What is market cap?
In traditional markets, market cap is usually calculated by multiplying the number of outstanding stock shares by the current stock price. Crypto market cap is defined as the total circulating supply of tokens multiplied by the current price of each token.
So if there are 100 tokens in circulation trading at 10 USD a token, the market cap would be 1,000 USD. That’s straightforward enough.
The need for more transparency
While stocks and bonds tend to be analyzed by financial metrics such as price-to-earnings ratio or earnings-per-share, most cryptocurrency teams don’t publish their financial statements. As a result, crypto market cap is often the only metric that traders and investors use to evaluate the overall performance of a coin (along with price).
A high market cap suggests a coin is resistant to volatility whilst a low market cap indicates the coin is likely to be more vulnerable. Not everyone agrees though. Some critics argue that crypto market cap is a meaningless metric.
Market cap can’t, for example, account for who holds a coin. If developers or “whales” own significant portions of a coin’s total circulation, any movement on their part could result in massive price swings, yet this imbalance would not be reflected in what is seemingly a healthy market cap.
Crypto analyst Nic Carter points out that this phenomenon led to such anomalies as Bitcoin Private having a 2 billion USD market cap upon launch, despite the fact that the vast majority of coins were never claimed by BTC and ZCL holders at the time.
New ways of valuing a cryptocurrency
Source: Kaiserex (2019)
An alternative to market cap is “realized cap”, proposed by Nic Carter in a 2018 report. Realized cap aggregates the value of a coin based on the price of each token when it last moved. This kind of calculation prevents overstating the value of a coin when it suffers from low liquidity.

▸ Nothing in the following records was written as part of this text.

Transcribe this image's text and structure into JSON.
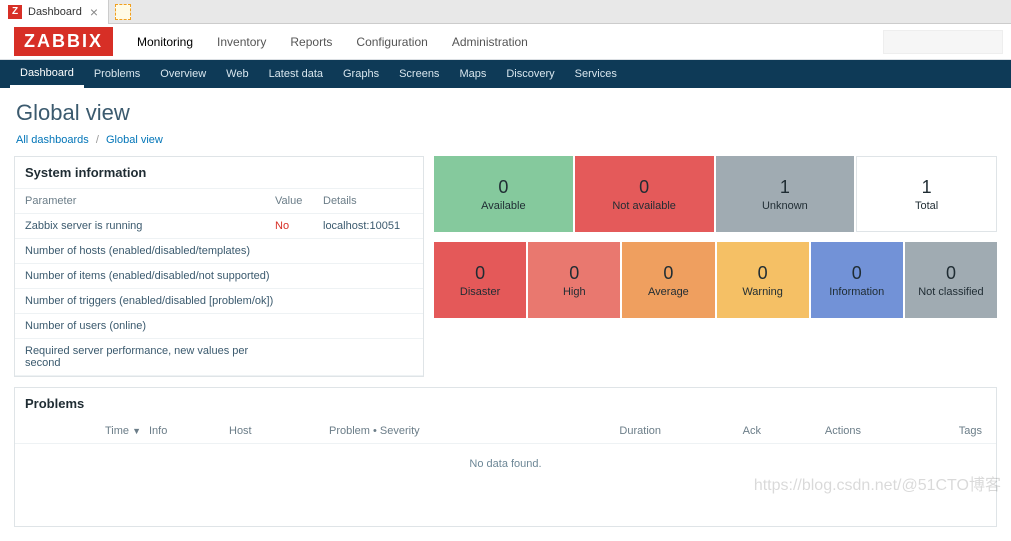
{
  "browser": {
    "tab_title": "Dashboard"
  },
  "logo_text": "ZABBIX",
  "top_nav": [
    "Monitoring",
    "Inventory",
    "Reports",
    "Configuration",
    "Administration"
  ],
  "top_nav_active": "Monitoring",
  "sub_nav": [
    "Dashboard",
    "Problems",
    "Overview",
    "Web",
    "Latest data",
    "Graphs",
    "Screens",
    "Maps",
    "Discovery",
    "Services"
  ],
  "sub_nav_active": "Dashboard",
  "page_title": "Global view",
  "breadcrumb": {
    "root": "All dashboards",
    "current": "Global view"
  },
  "sysinfo": {
    "title": "System information",
    "columns": {
      "param": "Parameter",
      "value": "Value",
      "details": "Details"
    },
    "rows": [
      {
        "param": "Zabbix server is running",
        "value": "No",
        "value_neg": true,
        "details": "localhost:10051"
      },
      {
        "param": "Number of hosts (enabled/disabled/templates)",
        "value": "",
        "details": ""
      },
      {
        "param": "Number of items (enabled/disabled/not supported)",
        "value": "",
        "details": ""
      },
      {
        "param": "Number of triggers (enabled/disabled [problem/ok])",
        "value": "",
        "details": ""
      },
      {
        "param": "Number of users (online)",
        "value": "",
        "details": ""
      },
      {
        "param": "Required server performance, new values per second",
        "value": "",
        "details": ""
      }
    ]
  },
  "host_status": [
    {
      "count": "0",
      "label": "Available",
      "cls": "card-available"
    },
    {
      "count": "0",
      "label": "Not available",
      "cls": "card-notavailable"
    },
    {
      "count": "1",
      "label": "Unknown",
      "cls": "card-unknown"
    },
    {
      "count": "1",
      "label": "Total",
      "cls": "card-total"
    }
  ],
  "severity_status": [
    {
      "count": "0",
      "label": "Disaster",
      "cls": "card-disaster"
    },
    {
      "count": "0",
      "label": "High",
      "cls": "card-high"
    },
    {
      "count": "0",
      "label": "Average",
      "cls": "card-average"
    },
    {
      "count": "0",
      "label": "Warning",
      "cls": "card-warning"
    },
    {
      "count": "0",
      "label": "Information",
      "cls": "card-information"
    },
    {
      "count": "0",
      "label": "Not classified",
      "cls": "card-notclassified"
    }
  ],
  "problems": {
    "title": "Problems",
    "columns": {
      "time": "Time",
      "info": "Info",
      "host": "Host",
      "problem": "Problem • Severity",
      "duration": "Duration",
      "ack": "Ack",
      "actions": "Actions",
      "tags": "Tags"
    },
    "sort_indicator": "▼",
    "no_data": "No data found."
  },
  "watermark": "https://blog.csdn.net/@51CTO博客"
}
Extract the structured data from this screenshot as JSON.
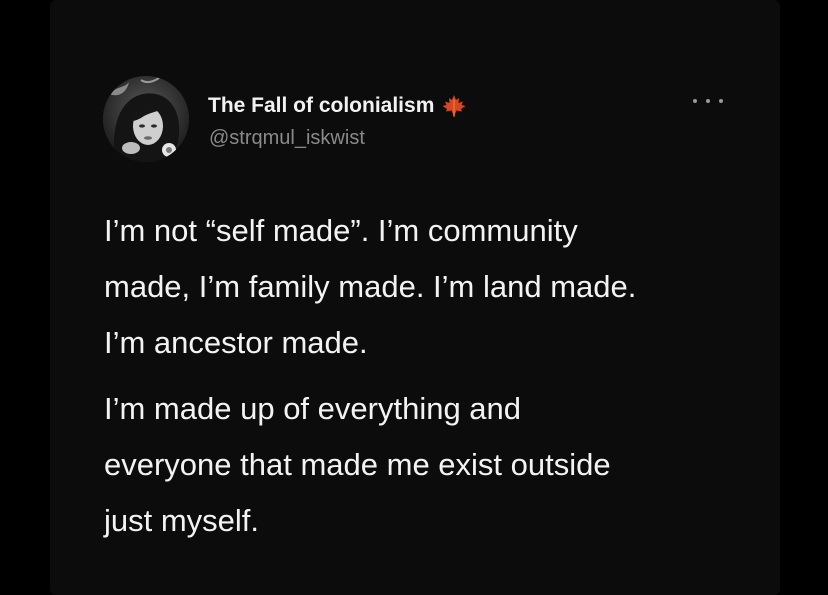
{
  "tweet": {
    "author": {
      "display_name": "The Fall of colonialism",
      "handle": "@strqmul_iskwist",
      "badge_icon": "maple-leaf-icon",
      "badge_color": "#d8461f"
    },
    "more_icon": "more-options-icon",
    "paragraphs": [
      "I’m not “self made”. I’m community\nmade, I’m family made. I’m land made.\nI’m ancestor made.",
      "I’m made up of everything and\neveryone that made me exist outside\njust myself."
    ]
  },
  "colors": {
    "background": "#000000",
    "card": "#0c0c0c",
    "text_primary": "#f3f3f3",
    "text_secondary": "#8a8a8a"
  }
}
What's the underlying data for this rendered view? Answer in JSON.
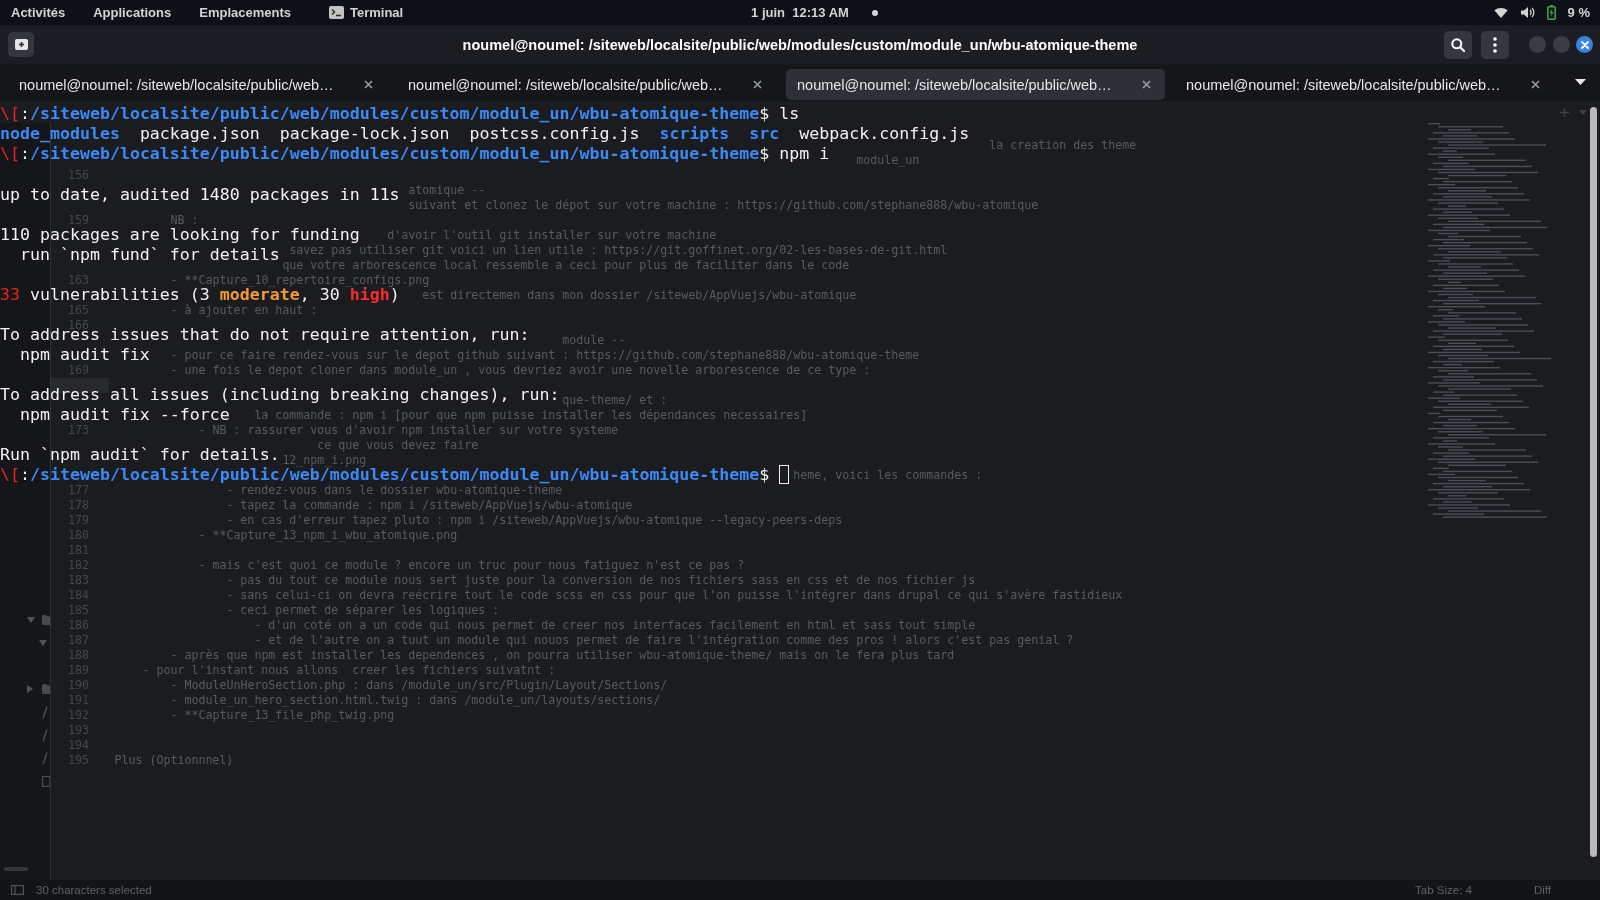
{
  "top_bar": {
    "menus": [
      "Activités",
      "Applications",
      "Emplacements"
    ],
    "app_menu": "Terminal",
    "clock": "1 juin  12:13 AM",
    "battery": "9 %"
  },
  "window": {
    "title": "noumel@noumel: /siteweb/localsite/public/web/modules/custom/module_un/wbu-atomique-theme"
  },
  "tabs": [
    {
      "label": "noumel@noumel: /siteweb/localsite/public/web…",
      "selected": false
    },
    {
      "label": "noumel@noumel: /siteweb/localsite/public/web…",
      "selected": false
    },
    {
      "label": "noumel@noumel: /siteweb/localsite/public/web…",
      "selected": true
    },
    {
      "label": "noumel@noumel: /siteweb/localsite/public/web…",
      "selected": false
    }
  ],
  "terminal": {
    "blocks": [
      [
        {
          "segments": [
            {
              "kind": "escape",
              "text": "\\["
            },
            {
              "kind": "plain",
              "text": ":"
            },
            {
              "kind": "path",
              "text": "/siteweb/localsite/public/web/modules/custom/module_un/wbu-atomique-theme"
            },
            {
              "kind": "plain",
              "text": "$ ls"
            }
          ],
          "cursor": false
        },
        {
          "entries": [
            {
              "kind": "dir",
              "text": "node_modules"
            },
            {
              "kind": "file",
              "text": "package.json"
            },
            {
              "kind": "file",
              "text": "package-lock.json"
            },
            {
              "kind": "file",
              "text": "postcss.config.js"
            },
            {
              "kind": "dir",
              "text": "scripts"
            },
            {
              "kind": "dir",
              "text": "src"
            },
            {
              "kind": "file",
              "text": "webpack.config.js"
            }
          ],
          "cursor": false
        },
        {
          "segments": [
            {
              "kind": "escape",
              "text": "\\["
            },
            {
              "kind": "plain",
              "text": ":"
            },
            {
              "kind": "path",
              "text": "/siteweb/localsite/public/web/modules/custom/module_un/wbu-atomique-theme"
            },
            {
              "kind": "plain",
              "text": "$ npm i"
            }
          ],
          "cursor": false
        }
      ],
      [
        {
          "segments": [
            {
              "kind": "plain",
              "text": "up to date, audited 1480 packages in 11s"
            }
          ],
          "cursor": false
        }
      ],
      [
        {
          "segments": [
            {
              "kind": "plain",
              "text": "110 packages are looking for funding"
            }
          ],
          "cursor": false
        },
        {
          "segments": [
            {
              "kind": "plain",
              "text": "  run `npm fund` for details"
            }
          ],
          "cursor": false
        }
      ],
      [
        {
          "segments": [
            {
              "kind": "count",
              "text": "33"
            },
            {
              "kind": "plain",
              "text": " vulnerabilities (3 "
            },
            {
              "kind": "moderate",
              "text": "moderate"
            },
            {
              "kind": "plain",
              "text": ", 30 "
            },
            {
              "kind": "high",
              "text": "high"
            },
            {
              "kind": "plain",
              "text": ")"
            }
          ],
          "cursor": false
        }
      ],
      [
        {
          "segments": [
            {
              "kind": "plain",
              "text": "To address issues that do not require attention, run:"
            }
          ],
          "cursor": false
        },
        {
          "segments": [
            {
              "kind": "plain",
              "text": "  npm audit fix"
            }
          ],
          "cursor": false
        }
      ],
      [
        {
          "segments": [
            {
              "kind": "plain",
              "text": "To address all issues (including breaking changes), run:"
            }
          ],
          "cursor": false
        },
        {
          "segments": [
            {
              "kind": "plain",
              "text": "  npm audit fix --force"
            }
          ],
          "cursor": false
        }
      ],
      [
        {
          "segments": [
            {
              "kind": "plain",
              "text": "Run `npm audit` for details."
            }
          ],
          "cursor": false
        },
        {
          "segments": [
            {
              "kind": "escape",
              "text": "\\["
            },
            {
              "kind": "plain",
              "text": ":"
            },
            {
              "kind": "path",
              "text": "/siteweb/localsite/public/web/modules/custom/module_un/wbu-atomique-theme"
            },
            {
              "kind": "plain",
              "text": "$"
            }
          ],
          "cursor": true
        }
      ]
    ]
  },
  "editor": {
    "lines": [
      {
        "text": "                                                                                                                             la creation des theme",
        "current": false
      },
      {
        "text": "                                                                                                          module_un",
        "current": false
      },
      {
        "number": "156",
        "current": false
      },
      {
        "text": "                                          atomique --",
        "current": false
      },
      {
        "text": "                                          suivant et clonez le dépot sur votre machine : https://github.com/stephane888/wbu-atomique",
        "current": false
      },
      {
        "number": "159",
        "text": "        NB :",
        "current": false
      },
      {
        "text": "                                       d'avoir l'outil git installer sur votre machine",
        "current": false
      },
      {
        "text": "                         savez pas utiliser git voici un lien utile : https://git.goffinet.org/02-les-bases-de-git.html",
        "current": false
      },
      {
        "text": "                        que votre arborescence local ressemble a ceci pour plus de faciliter dans le code",
        "current": false
      },
      {
        "number": "163",
        "text": "        - **Capture_10_repertoire_configs.png",
        "current": false
      },
      {
        "text": "                                            est directemen dans mon dossier /siteweb/AppVuejs/wbu-atomique",
        "current": false
      },
      {
        "number": "165",
        "text": "        - à ajouter en haut :",
        "current": false
      },
      {
        "number": "166",
        "current": false
      },
      {
        "text": "                                                                module --",
        "current": false
      },
      {
        "text": "        - pour ce faire rendez-vous sur le depot github suivant : https://github.com/stephane888/wbu-atomique-theme",
        "current": false
      },
      {
        "number": "169",
        "text": "        - une fois le depot cloner dans module_un , vous devriez avoir une novelle arborescence de ce type :",
        "current": false
      },
      {
        "current": true
      },
      {
        "text": "                                                                que-theme/ et :",
        "current": false
      },
      {
        "text": "                    la commande : npm i [pour que npm puisse installer les dépendances necessaires]",
        "current": false
      },
      {
        "number": "173",
        "text": "            - NB : rassurer vous d'avoir npm installer sur votre systeme",
        "current": false
      },
      {
        "text": "                             ce que vous devez faire",
        "current": false
      },
      {
        "text": "                        12_npm_i.png",
        "current": false
      },
      {
        "text": "                                                                                                 heme, voici les commandes :",
        "current": false
      },
      {
        "number": "177",
        "text": "                - rendez-vous dans le dossier wbu-atomique-theme",
        "current": false
      },
      {
        "number": "178",
        "text": "                - tapez la commande : npm i /siteweb/AppVuejs/wbu-atomique",
        "current": false
      },
      {
        "number": "179",
        "text": "                - en cas d'erreur tapez pluto : npm i /siteweb/AppVuejs/wbu-atomique --legacy-peers-deps",
        "current": false
      },
      {
        "number": "180",
        "text": "            - **Capture_13_npm_i_wbu_atomique.png",
        "current": false
      },
      {
        "number": "181",
        "current": false
      },
      {
        "number": "182",
        "text": "            - mais c'est quoi ce module ? encore un truc pour nous fatiguez n'est ce pas ?",
        "current": false
      },
      {
        "number": "183",
        "text": "                - pas du tout ce module nous sert juste pour la conversion de nos fichiers sass en css et de nos fichier js",
        "current": false
      },
      {
        "number": "184",
        "text": "                - sans celui-ci on devra reécrire tout le code scss en css pour que l'on puisse l'intégrer dans drupal ce qui s'avère fastidieux",
        "current": false
      },
      {
        "number": "185",
        "text": "                - ceci permet de séparer les logiques :",
        "current": false
      },
      {
        "number": "186",
        "text": "                    - d'un coté on a un code qui nous permet de creer nos interfaces facilement en html et sass tout simple",
        "current": false
      },
      {
        "number": "187",
        "text": "                    - et de l'autre on a tuut un module qui nouos permet de faire l'intégration comme des pros ! alors c'est pas genial ?",
        "current": false
      },
      {
        "number": "188",
        "text": "        - après que npm est installer les dependences , on pourra utiliser wbu-atomique-theme/ mais on le fera plus tard",
        "current": false
      },
      {
        "number": "189",
        "text": "    - pour l'instant nous allons  creer les fichiers suivatnt :",
        "current": false
      },
      {
        "number": "190",
        "text": "        - ModuleUnHeroSection.php : dans /module_un/src/Plugin/Layout/Sections/",
        "current": false
      },
      {
        "number": "191",
        "text": "        - module_un_hero_section.html.twig : dans /module_un/layouts/sections/",
        "current": false
      },
      {
        "number": "192",
        "text": "        - **Capture_13_file_php_twig.png",
        "current": false
      },
      {
        "number": "193",
        "current": false
      },
      {
        "number": "194",
        "current": false
      },
      {
        "number": "195",
        "text": "Plus (Optionnnel)",
        "current": false
      }
    ],
    "tree": [
      {
        "kind": "folder",
        "expanded": true,
        "children": [
          {
            "kind": "folder",
            "expanded": true
          }
        ]
      },
      {
        "kind": "folder",
        "expanded": false
      },
      {
        "kind": "link"
      },
      {
        "kind": "link"
      },
      {
        "kind": "link"
      },
      {
        "kind": "file"
      }
    ],
    "status": {
      "selection": "30 characters selected",
      "tab_size": "Tab Size: 4",
      "grammar": "Diff"
    }
  }
}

For example, if a whale-sized wallet of 10,000 BTC has been inactive since 2014, those BTC would be valued at the price they were at the time, rather than using current valuations.
Coin Metrics adopted this approach in December 2018, so that their circulating coin supply reflects the different values of a coin based on the historical prices at which they were last traded.
Crypto ranking site CoinGecko also determines the ranking of the world’s top digital currencies based on factors other than market cap alone, using a range of criteria, like developer activity, community, liquidity and public interest.
Alternatively, adjusted market cap takes the price of a coin multiplied by the number of active coins in circulation. Active coins include all the claimed coins from forks and exclude so-called “lost coins”.
For example, it’s estimated that nearly 20% of the total Bitcoin supply may be lost – through misplaced devices, forgotten private keys, invalid recipient addresses and more.
Is it time to rethink the crypto market cap? Tweet us at @Liquid_Global to let us know your thoughts.